Promise Me (Rivers Edge Book 3.5)(3)By: Lacey Black
Backstage passes secured around our necks, Avery, Erin, Josselyn and I step behind the heavily guarded curtain and in the bright lights of the backstage area. Girls are everywhere. I bet there are five girls for every guy back here. The line is long as we find our way to the end of it for the extensive wait. I don’t see anyone out yet to greet the fans, only a very large, very muscular ex-lineman looking guy with his arms crossed over his chest and a scowl on his face inviting anyone to try to get past him. He’s guarding the door like his life depends on it, and honestly, it probably does.
At seven o’clock on the dot, the door opens and members of the band Bent start to file out and stand in front of the signage promoting the band’s latest tour and major sponsors. I hold my breath and wait for him to walk out. I told the girls that I wasn’t excited to meet him and that I was only here to meet the drummer, but that was a boldfaced lie. My heart speeds up and my palms begin to sweat as I wait for him to walk out. And when he finally does, the noise of the room fades away. The dozens of screaming women evaporate around me. Jase Bentley walks out from the back room with his head down and a serious scowl on his face as if he’s lost deep in his innermost thoughts. My eyes are fixed on his ripped up jeans that hang just right on his slender hips. His black t-shirt has the sleeves ripped off so that his tattoos are in full view. The shirt is tight enough to hug his muscular chest and show off the definition hidden underneath. He looks amazing. So much better in person than any of the photos in those magazines or his appearances on all the entertainment programs on television.
As if remembering where he’s at, he gives his head a small, quick shake and lifts his eyes to scan the room. His green eyes are striking as they scan the crowded room filled to capacity with screaming, adoring fans. He plasters on his trademark bad boy smile which causes the screams in the room to reach eardrum shattering decibels. I watch as he struts up to the center of the room where the rest of his band waits for him.

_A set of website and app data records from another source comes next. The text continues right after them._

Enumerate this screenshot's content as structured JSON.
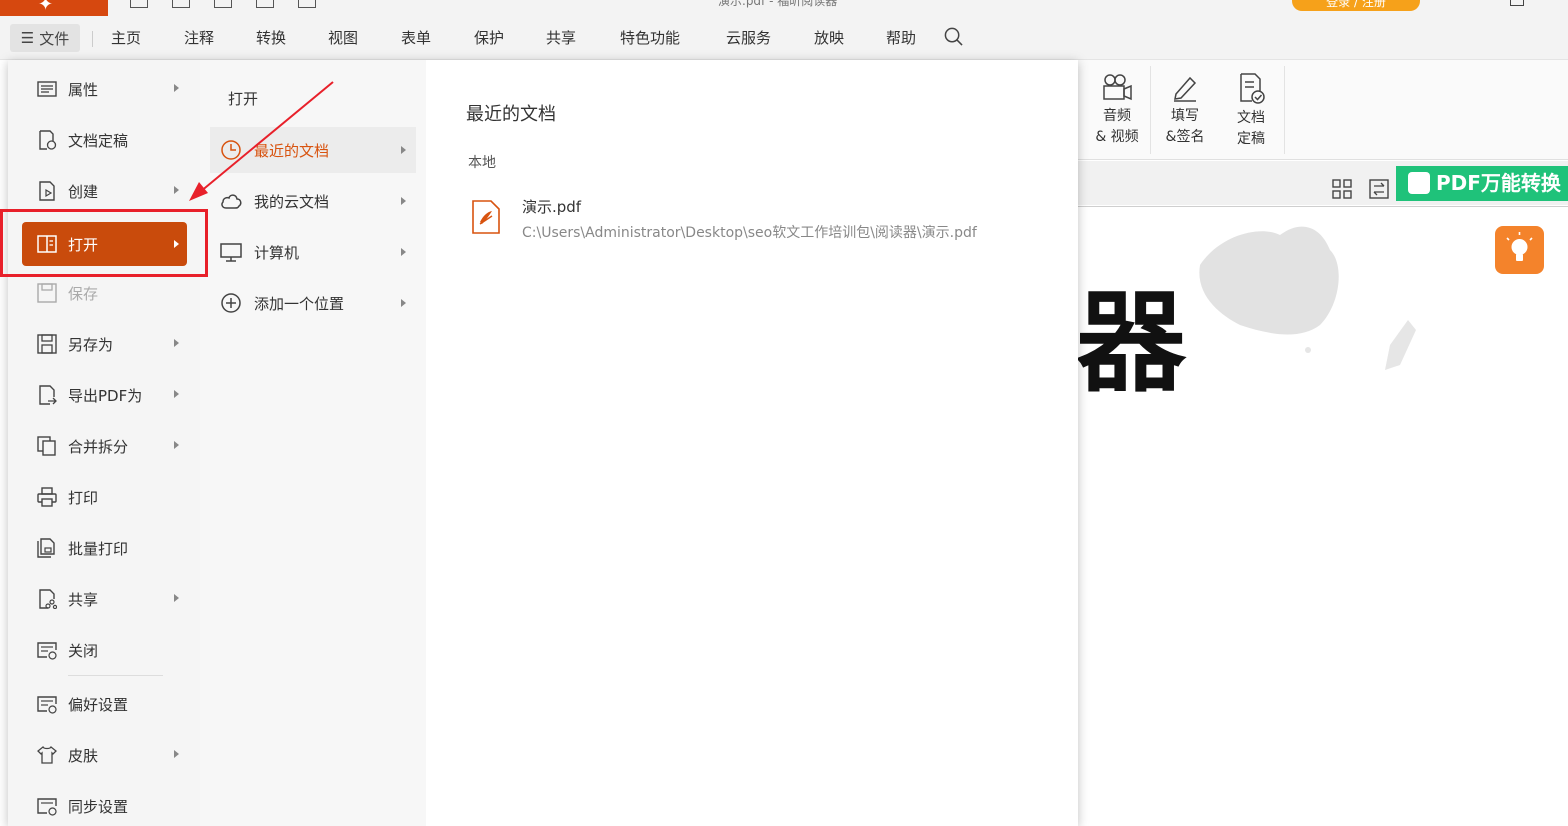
{
  "titlebar": {
    "title_text": "演示.pdf - 福昕阅读器",
    "login_button": "登录 / 注册"
  },
  "menubar": {
    "file_label": "文件",
    "items": [
      "主页",
      "注释",
      "转换",
      "视图",
      "表单",
      "保护",
      "共享",
      "特色功能",
      "云服务",
      "放映",
      "帮助"
    ]
  },
  "ribbon": {
    "buttons": [
      {
        "line1": "音频",
        "line2": "& 视频",
        "icon": "video-icon"
      },
      {
        "line1": "填写",
        "line2": "&签名",
        "icon": "pen-icon"
      },
      {
        "line1": "文档",
        "line2": "定稿",
        "icon": "document-check-icon"
      }
    ]
  },
  "doc": {
    "pdf_badge": "PDF万能转换",
    "big_text": "器"
  },
  "file_menu": {
    "items": [
      {
        "label": "属性",
        "icon": "properties-icon",
        "submenu": true
      },
      {
        "label": "文档定稿",
        "icon": "finalize-icon",
        "submenu": false
      },
      {
        "label": "创建",
        "icon": "create-icon",
        "submenu": true
      },
      {
        "label": "打开",
        "icon": "open-icon",
        "submenu": true,
        "active": true
      },
      {
        "label": "保存",
        "icon": "save-icon",
        "submenu": false,
        "disabled": true
      },
      {
        "label": "另存为",
        "icon": "save-as-icon",
        "submenu": true
      },
      {
        "label": "导出PDF为",
        "icon": "export-icon",
        "submenu": true
      },
      {
        "label": "合并拆分",
        "icon": "merge-split-icon",
        "submenu": true
      },
      {
        "label": "打印",
        "icon": "print-icon",
        "submenu": false
      },
      {
        "label": "批量打印",
        "icon": "batch-print-icon",
        "submenu": false
      },
      {
        "label": "共享",
        "icon": "share-icon",
        "submenu": true
      },
      {
        "label": "关闭",
        "icon": "close-doc-icon",
        "submenu": false
      },
      {
        "label": "偏好设置",
        "icon": "preferences-icon",
        "submenu": false
      },
      {
        "label": "皮肤",
        "icon": "skin-icon",
        "submenu": true
      },
      {
        "label": "同步设置",
        "icon": "sync-settings-icon",
        "submenu": false
      }
    ]
  },
  "open_panel": {
    "title": "打开",
    "items": [
      {
        "label": "最近的文档",
        "icon": "clock-icon",
        "active": true
      },
      {
        "label": "我的云文档",
        "icon": "cloud-icon"
      },
      {
        "label": "计算机",
        "icon": "computer-icon"
      },
      {
        "label": "添加一个位置",
        "icon": "add-location-icon"
      }
    ]
  },
  "recent": {
    "title": "最近的文档",
    "section": "本地",
    "files": [
      {
        "name": "演示.pdf",
        "path": "C:\\Users\\Administrator\\Desktop\\seo软文工作培训包\\阅读器\\演示.pdf"
      }
    ]
  },
  "colors": {
    "accent": "#c94b0c",
    "highlight_box": "#e8202a",
    "pdf_badge": "#1fc27a",
    "login": "#f6a11a"
  }
}
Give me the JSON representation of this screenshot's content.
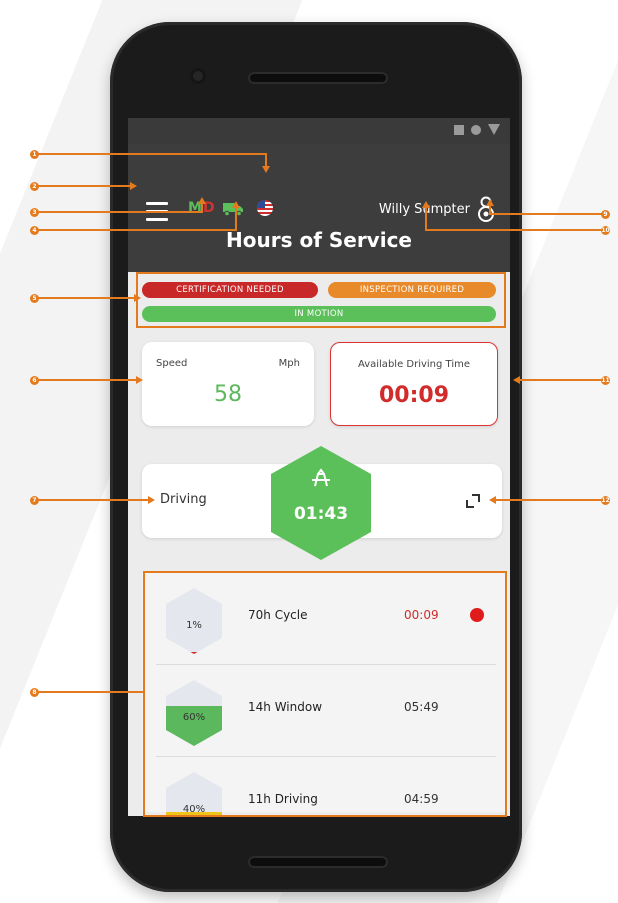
{
  "colors": {
    "accent_orange": "#e47a1e",
    "appbar": "#3d3d3d",
    "green": "#5cc05a",
    "red": "#c92828",
    "orange": "#e88a2a"
  },
  "appbar": {
    "logo": {
      "m": "M",
      "d": "D"
    },
    "user_name": "Willy Sumpter",
    "title": "Hours of Service"
  },
  "badges": {
    "certification": "CERTIFICATION NEEDED",
    "inspection": "INSPECTION REQUIRED",
    "motion": "IN MOTION"
  },
  "speed": {
    "label": "Speed",
    "unit": "Mph",
    "value": "58"
  },
  "available_driving": {
    "label": "Available Driving Time",
    "value": "00:09"
  },
  "status": {
    "label": "Driving",
    "time": "01:43"
  },
  "timers": [
    {
      "percent": "1%",
      "name": "70h Cycle",
      "value": "00:09",
      "fill": 0.01,
      "fill_color": "#d12b2b",
      "alert": true
    },
    {
      "percent": "60%",
      "name": "14h Window",
      "value": "05:49",
      "fill": 0.6,
      "fill_color": "#5cb85c",
      "alert": false
    },
    {
      "percent": "40%",
      "name": "11h Driving",
      "value": "04:59",
      "fill": 0.4,
      "fill_color": "#f0c419",
      "alert": false
    }
  ],
  "annotations": [
    "1",
    "2",
    "3",
    "4",
    "5",
    "6",
    "7",
    "8",
    "9",
    "10",
    "11",
    "12"
  ],
  "icons": [
    "menu-icon",
    "truck-icon",
    "us-flag-icon",
    "user-icon",
    "steering-wheel-icon",
    "expand-icon",
    "status-bar-square",
    "status-bar-circle",
    "status-bar-triangle"
  ]
}
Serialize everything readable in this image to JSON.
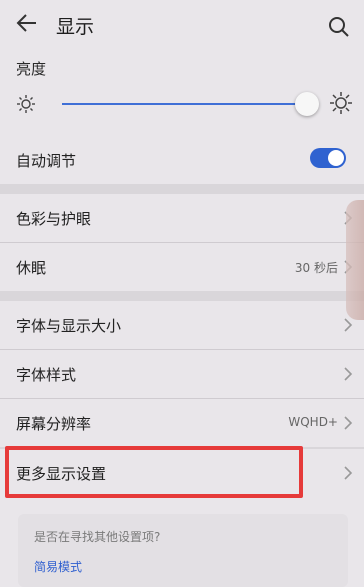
{
  "header": {
    "title": "显示"
  },
  "brightness": {
    "label": "亮度",
    "level": 0.97
  },
  "auto_adjust": {
    "label": "自动调节",
    "enabled": true
  },
  "rows": {
    "color": {
      "label": "色彩与护眼"
    },
    "sleep": {
      "label": "休眠",
      "value": "30 秒后"
    },
    "font_size": {
      "label": "字体与显示大小"
    },
    "font_style": {
      "label": "字体样式"
    },
    "resolution": {
      "label": "屏幕分辨率",
      "value": "WQHD+"
    },
    "more": {
      "label": "更多显示设置"
    }
  },
  "suggestion": {
    "title": "是否在寻找其他设置项?",
    "link": "简易模式"
  },
  "colors": {
    "accent": "#2f62d0",
    "highlight": "#e63a3a"
  },
  "icons": [
    "back-icon",
    "search-icon",
    "sun-small-icon",
    "sun-large-icon",
    "chevron-right-icon"
  ]
}
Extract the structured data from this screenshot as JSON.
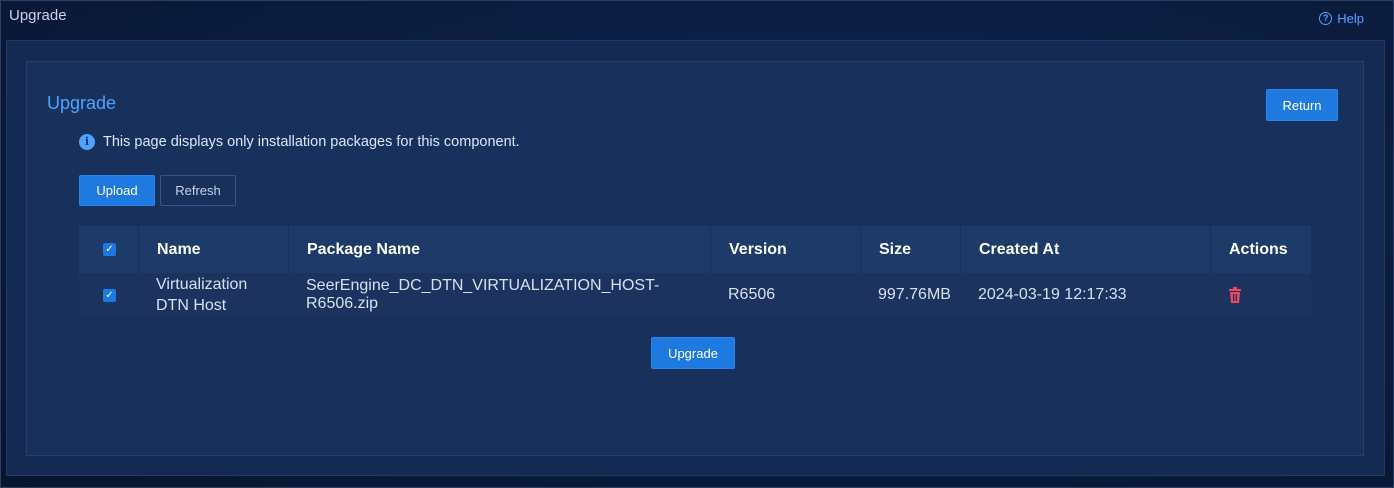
{
  "header": {
    "title": "Upgrade",
    "help_label": "Help",
    "help_icon": "question-circle-icon"
  },
  "panel": {
    "title": "Upgrade",
    "return_label": "Return",
    "notice": "This page displays only installation packages for this component.",
    "upload_label": "Upload",
    "refresh_label": "Refresh",
    "upgrade_label": "Upgrade"
  },
  "table": {
    "columns": [
      "Name",
      "Package Name",
      "Version",
      "Size",
      "Created At",
      "Actions"
    ],
    "rows": [
      {
        "checked": true,
        "name": "Virtualization DTN Host",
        "package_name": "SeerEngine_DC_DTN_VIRTUALIZATION_HOST-R6506.zip",
        "version": "R6506",
        "size": "997.76MB",
        "created_at": "2024-03-19 12:17:33",
        "action_icon": "trash-icon"
      }
    ],
    "header_checked": true
  },
  "colors": {
    "accent": "#1f7ae0",
    "link": "#4ea3ff",
    "danger": "#e84a5f",
    "background": "#0a1a3a"
  }
}
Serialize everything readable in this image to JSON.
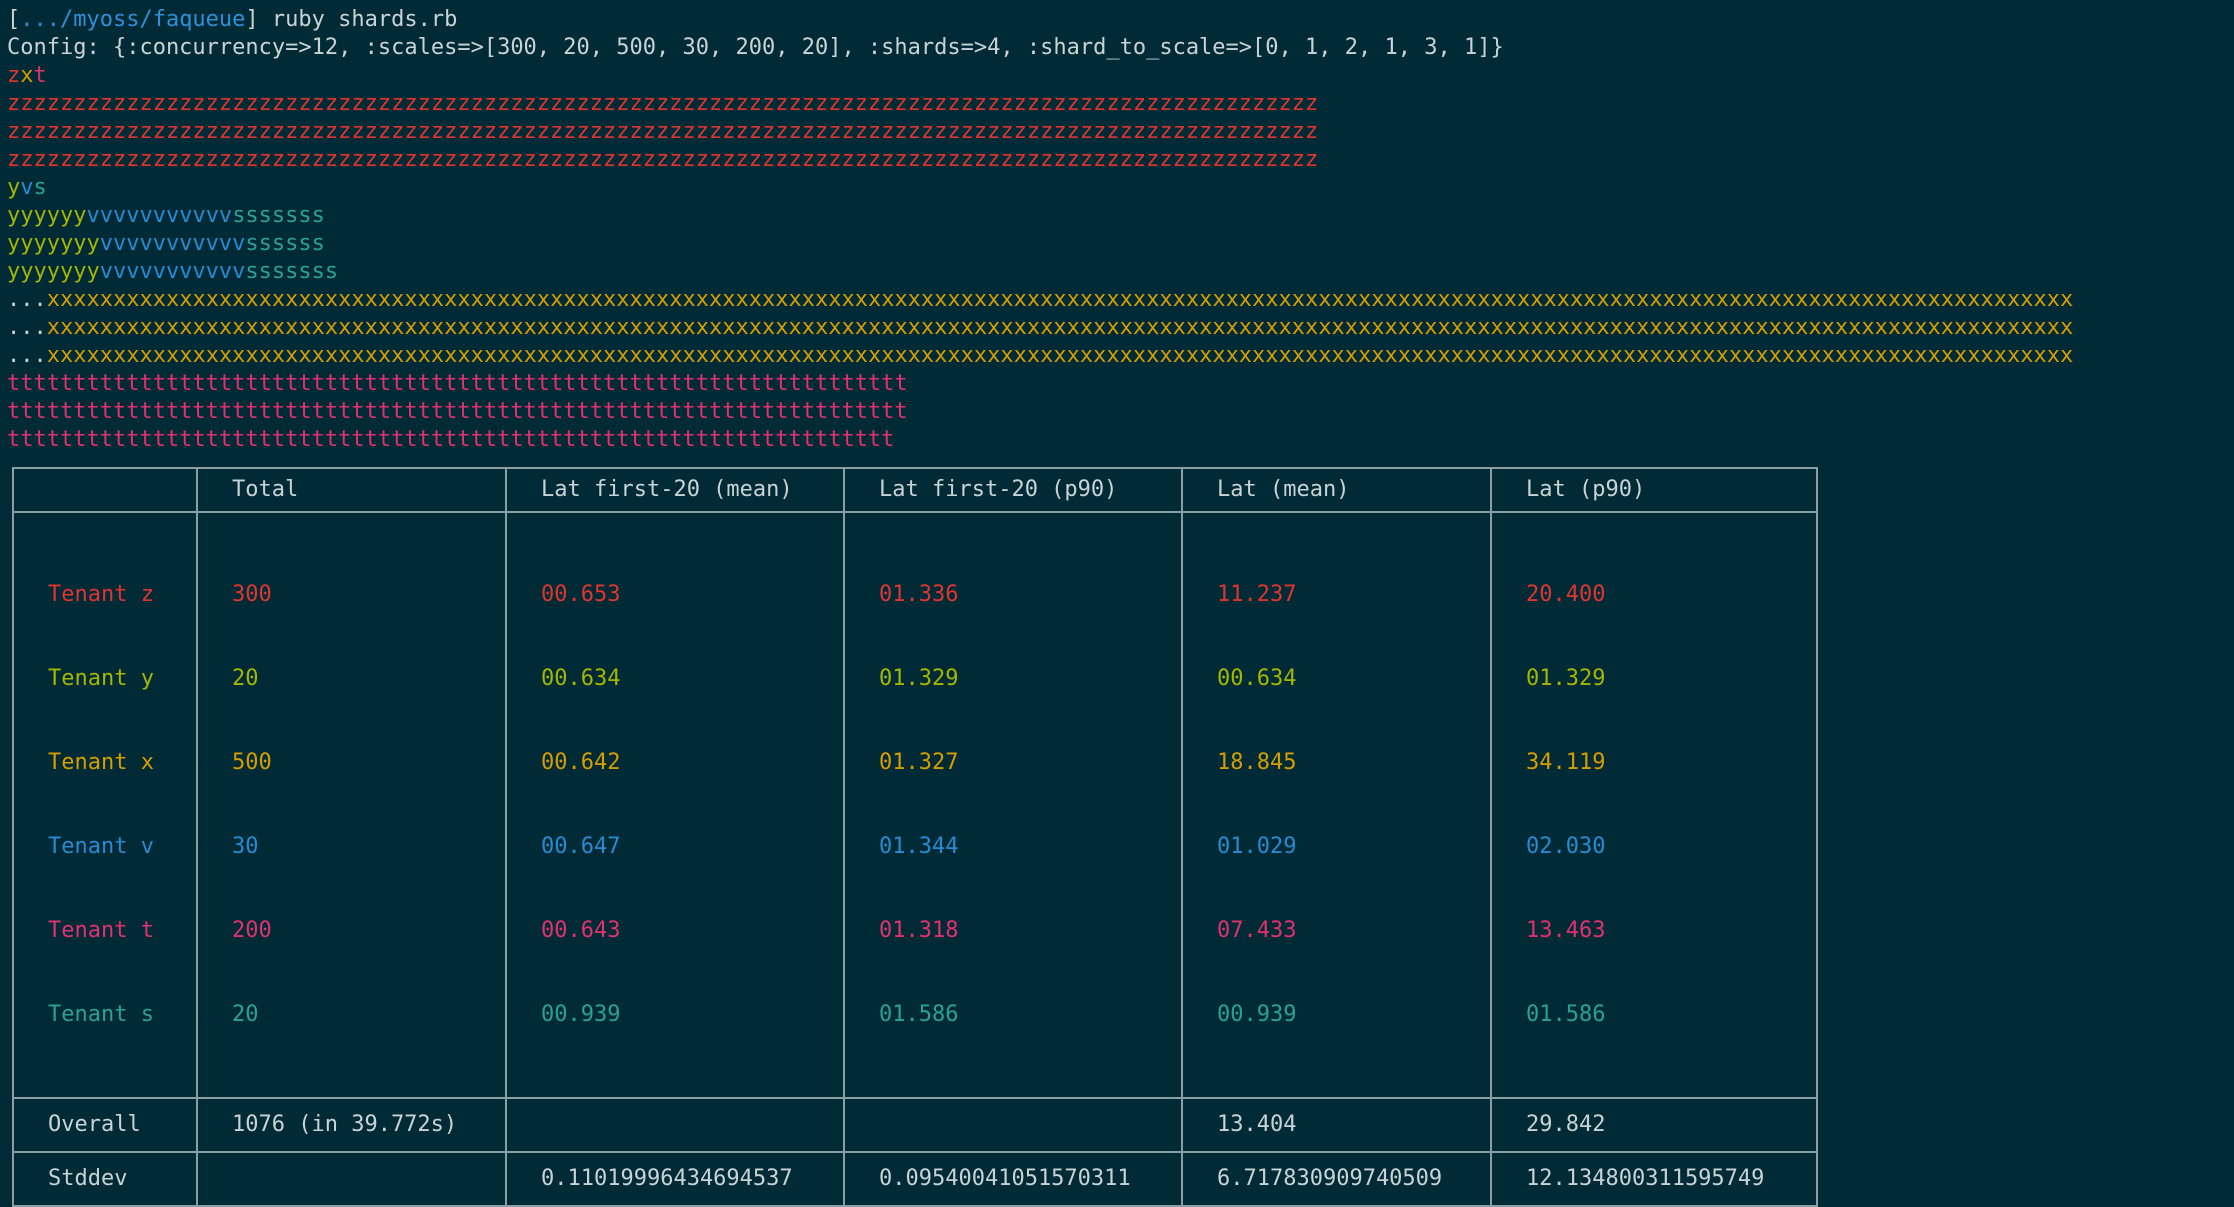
{
  "prompt": {
    "open_bracket": "[",
    "path": ".../myoss/faqueue",
    "close_bracket": "]",
    "command": " ruby shards.rb"
  },
  "config_line": "Config: {:concurrency=>12, :scales=>[300, 20, 500, 30, 200, 20], :shards=>4, :shard_to_scale=>[0, 1, 2, 1, 3, 1]}",
  "output": {
    "zxt": {
      "z": "z",
      "x": "x",
      "t": "t"
    },
    "z_rows": [
      "zzzzzzzzzzzzzzzzzzzzzzzzzzzzzzzzzzzzzzzzzzzzzzzzzzzzzzzzzzzzzzzzzzzzzzzzzzzzzzzzzzzzzzzzzzzzzzzzzzz",
      "zzzzzzzzzzzzzzzzzzzzzzzzzzzzzzzzzzzzzzzzzzzzzzzzzzzzzzzzzzzzzzzzzzzzzzzzzzzzzzzzzzzzzzzzzzzzzzzzzzz",
      "zzzzzzzzzzzzzzzzzzzzzzzzzzzzzzzzzzzzzzzzzzzzzzzzzzzzzzzzzzzzzzzzzzzzzzzzzzzzzzzzzzzzzzzzzzzzzzzzzzz"
    ],
    "yvs": {
      "y": "y",
      "v": "v",
      "s": "s"
    },
    "yvs_rows": [
      {
        "y": "yyyyyy",
        "v": "vvvvvvvvvvv",
        "s": "sssssss"
      },
      {
        "y": "yyyyyyy",
        "v": "vvvvvvvvvvv",
        "s": "ssssss"
      },
      {
        "y": "yyyyyyy",
        "v": "vvvvvvvvvvv",
        "s": "sssssss"
      }
    ],
    "x_rows": [
      {
        "dots": "...",
        "x": "xxxxxxxxxxxxxxxxxxxxxxxxxxxxxxxxxxxxxxxxxxxxxxxxxxxxxxxxxxxxxxxxxxxxxxxxxxxxxxxxxxxxxxxxxxxxxxxxxxxxxxxxxxxxxxxxxxxxxxxxxxxxxxxxxxxxxxxxxxxxxxxxxxxxxxxxx"
      },
      {
        "dots": "...",
        "x": "xxxxxxxxxxxxxxxxxxxxxxxxxxxxxxxxxxxxxxxxxxxxxxxxxxxxxxxxxxxxxxxxxxxxxxxxxxxxxxxxxxxxxxxxxxxxxxxxxxxxxxxxxxxxxxxxxxxxxxxxxxxxxxxxxxxxxxxxxxxxxxxxxxxxxxxxx"
      },
      {
        "dots": "...",
        "x": "xxxxxxxxxxxxxxxxxxxxxxxxxxxxxxxxxxxxxxxxxxxxxxxxxxxxxxxxxxxxxxxxxxxxxxxxxxxxxxxxxxxxxxxxxxxxxxxxxxxxxxxxxxxxxxxxxxxxxxxxxxxxxxxxxxxxxxxxxxxxxxxxxxxxxxxxx"
      }
    ],
    "t_rows": [
      "tttttttttttttttttttttttttttttttttttttttttttttttttttttttttttttttttttt",
      "tttttttttttttttttttttttttttttttttttttttttttttttttttttttttttttttttttt",
      "ttttttttttttttttttttttttttttttttttttttttttttttttttttttttttttttttttt"
    ]
  },
  "table": {
    "headers": [
      "",
      "Total",
      "Lat first-20 (mean)",
      "Lat first-20 (p90)",
      "Lat (mean)",
      "Lat (p90)"
    ],
    "tenants": [
      {
        "label": "Tenant z",
        "total": "300",
        "f20_mean": "00.653",
        "f20_p90": "01.336",
        "mean": "11.237",
        "p90": "20.400"
      },
      {
        "label": "Tenant y",
        "total": "20",
        "f20_mean": "00.634",
        "f20_p90": "01.329",
        "mean": "00.634",
        "p90": "01.329"
      },
      {
        "label": "Tenant x",
        "total": "500",
        "f20_mean": "00.642",
        "f20_p90": "01.327",
        "mean": "18.845",
        "p90": "34.119"
      },
      {
        "label": "Tenant v",
        "total": "30",
        "f20_mean": "00.647",
        "f20_p90": "01.344",
        "mean": "01.029",
        "p90": "02.030"
      },
      {
        "label": "Tenant t",
        "total": "200",
        "f20_mean": "00.643",
        "f20_p90": "01.318",
        "mean": "07.433",
        "p90": "13.463"
      },
      {
        "label": "Tenant s",
        "total": "20",
        "f20_mean": "00.939",
        "f20_p90": "01.586",
        "mean": "00.939",
        "p90": "01.586"
      }
    ],
    "overall": {
      "label": "Overall",
      "total": "1076 (in 39.772s)",
      "f20_mean": "",
      "f20_p90": "",
      "mean": "13.404",
      "p90": "29.842"
    },
    "stddev": {
      "label": "Stddev",
      "total": "",
      "f20_mean": "0.11019996434694537",
      "f20_p90": "0.09540041051570311",
      "mean": "6.717830909740509",
      "p90": "12.134800311595749"
    }
  },
  "colors": {
    "background": "#002b36",
    "text": "#c9d3d5",
    "tenant_z": "#e0342f",
    "tenant_y": "#a4b600",
    "tenant_x": "#d69d00",
    "tenant_v": "#268bd2",
    "tenant_t": "#e2306f",
    "tenant_s": "#2aa198",
    "border": "#8a9ea3"
  }
}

His eyes scan the crowd one more time and that’s when the world stops spinning. Green eyes the color of dewed morning grass slam into me like a speeding Mack truck. The room starts to spin as he holds my gaze. The room, the people, the cameras all fade away until it’s just me and those deep green eyes. I know in that moment that I’m in trouble.
Deep, deep trouble.
Another city, another night of performing in front of thousands of screaming fans. It used to be my high, my drug. Now, it’s just another night of fake smiles and forced appearances. When did this business become all about business and less about music? The music was supposed to be the business.
I stare at my reflection one last time in the bathroom mirror while the band’s manager, Phillip Mitchell, continues to run his mouth just outside the door. I tuned him out about five minutes ago, but he apparently hasn’t noticed yet that I’m not engaging in the conversation about tonight’s tour stop. St. Charles, Missouri. Another city. Another stage. Another show.
Venues like this used to be my favorite stops on the tour. The smaller arena crowds gave a more intimate show. The fans were closer to the stage. But in the past three years, the venues got bigger and bigger. Bigger lights. Bigger displays. Fill the seats. Make the money. Money is great, but it’s not the reason I do what I do.
“You about ready?” Phillip asks through the wooden door.
I give myself one last look-over and reach for the knob. “Yep,” I reply as I step through the door.
“What’s wrong with you lately? You’ve been distant and standoffish this entire leg of the tour,” Phillip asks with the scowl I see firmly in place more often than not lately. I’ve known him for the six years that I’ve been signed under Cardello Records. Besides my bandmates, Phillip is the closest person I have to a friend anymore.
“Nothing,” I mumble as I step out of the bathroom, closing the door securely behind me.
“Bullshit,” he replies. “Something’s up. Tell me.”
I sigh a deep exhale. Maybe telling him I’m burnt out will help alleviate the pressure that’s been constantly pushing against my chest for the past six months. “I’m just getting tired, Phil. I’m tired of cameras following me everywhere I go. I’m tired of the constant go-go-go.”